The conservative qualms stem from Romney’s only time in office, governing Massachusetts from 2003-2007 as a center-right executive who championed the state law creating a near-universal health care system. That law was widely regarded as a model for the 2010 federal health can plan that Republicans hate – and that Romney eagerly wants to repeal.
Keith Appell, a Republican consultant, thought the Republican zeal to win back the White House – as well as polls saying the party has a reasonable chance – will leave convention-goers "exceptionally energized."
Not without some blips. Supporters of Texas Rep. Ron Paul plan a series of events to promote their candidate and his libertarian agenda, notably a noon rally Sunday at the University of South Florida’s 11,000-seat Sun Dome.
Paul, who has about 160 delegates, is unlikely to force much, if any, of a floor fight or debate over the platform – he doesn’t have the numbers – but he could get a lot of attention promoting views starkly different from those of Romney, such as ending what he calls the "dishonest, immoral and unconstitutional" Federal Reserve System. His son Rand, a Kentucky senator and hero to many conservatives, will address the convention.
Also lurking will be Romney’s other prominent challengers, former Pennsylvania Sen. Rick Santorum, who got strong primary and caucus backing from diehard conservatives, and former House Speaker Newt Gingrich. Both are known for off-the-cuff remarks that garner lots of media attention.
The Romney forces want the convention to become a narrative that builds over four days.
"Romney has to clarify his mission and lay out his vision from the start," said Republican consultant Bill Dal Col, "and end with a strong, powerful speech with a strong emotional tone to it."
The first chapter – on Obama – will be the easiest to communicate.
"In many ways, Obama is a president who doesn’t fit into the historical context," argued Sal Russo, a veteran Sacramento, Calif.-based Republican consultant.
Since Ronald Reagan’s election in 1980, presidents have boasted of their eagerness to shrink the size of government – and have been largely unsuccessful – while reducing dependence on its safety net. Obama has reversed that trend, Russo argued, instead proudly returning the government to its New Deal-Great Society role as the guarantor of income and opportunity, regardless of cost.
The second chapter of the convention story will promote the Romney-Ryan plan. An array of party stars – though not former President George W. Bush or 2008 vice presidential nominee Sarah Palin – will tout Romney’s blueprint for cutting marginal income tax rates 20 percent across the board, chopping the size of government to 20 percent of the economy – down from the current 24 percent – and changing how future seniors get health care coverage.
"They have to show they have an economic plan that will work, and connect to middle-class voters," said Mark McKinnon, a top adviser to George W. Bush’s presidential campaigns. That will be tricky, since the plan could involve ending some popular tax breaks, like the mortgage interest deduction, and dramatically changing Medicare.
There will be some mention of national defense and foreign policy, but probably not much. Romney’s July trip abroad was full of stumbles, and polls show those subjects are not high on most Americans’ lists. "You can’t talk about every issue," said Carney.

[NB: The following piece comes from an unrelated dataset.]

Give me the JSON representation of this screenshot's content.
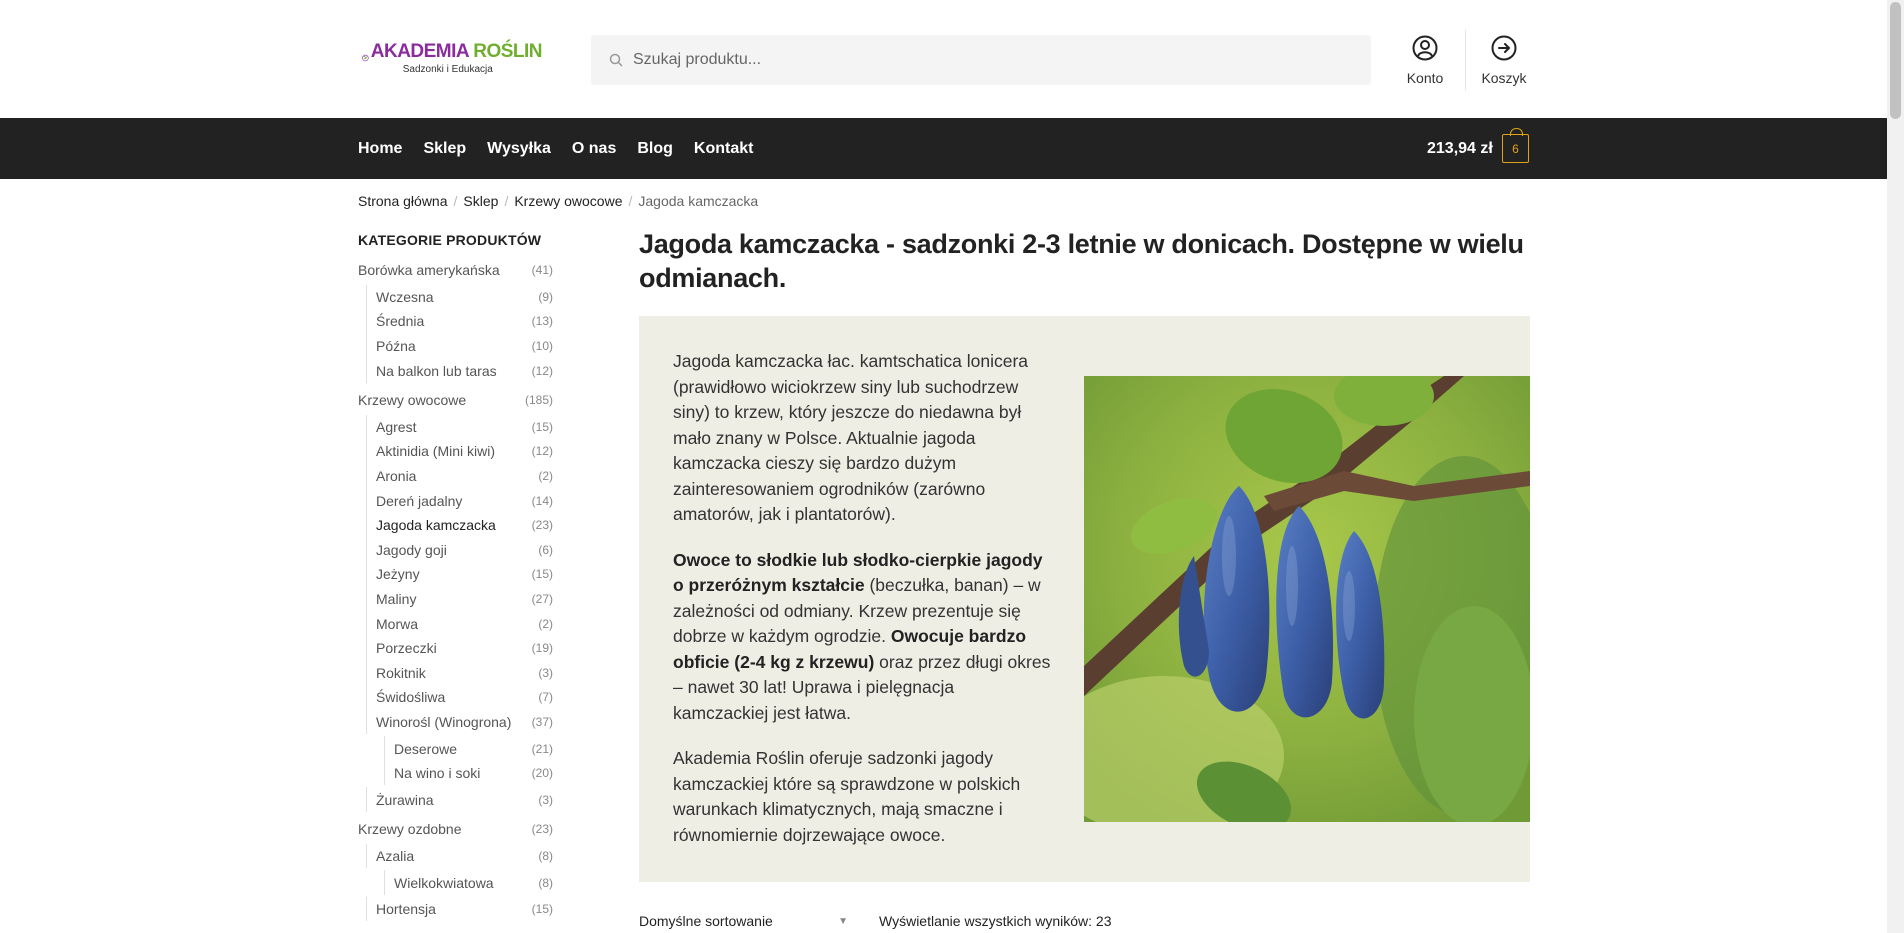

Finally, Romney and Ryan will try to seal the deal personally. Democrats have tried to paint Ryan, whose "Path to Prosperity" proposes dramatic changes in federal spending, as a heartless conservative eager to slash government spending without regard for human consequences. Ryan is figuring his boyish charm and matter-of-fact knack for explaining difficult concepts will prove appealing.
On Thursday night, Romney will stand alone before the American people and explain why he wants to be their 45th president.
"It’s kind of like the Olympics," said Carney. "You have all these trials, and people watch."
But it’s the finals that count and have the potential to be long remembered.
"You have to tell a good story," said Carney, "and the story has to have legs."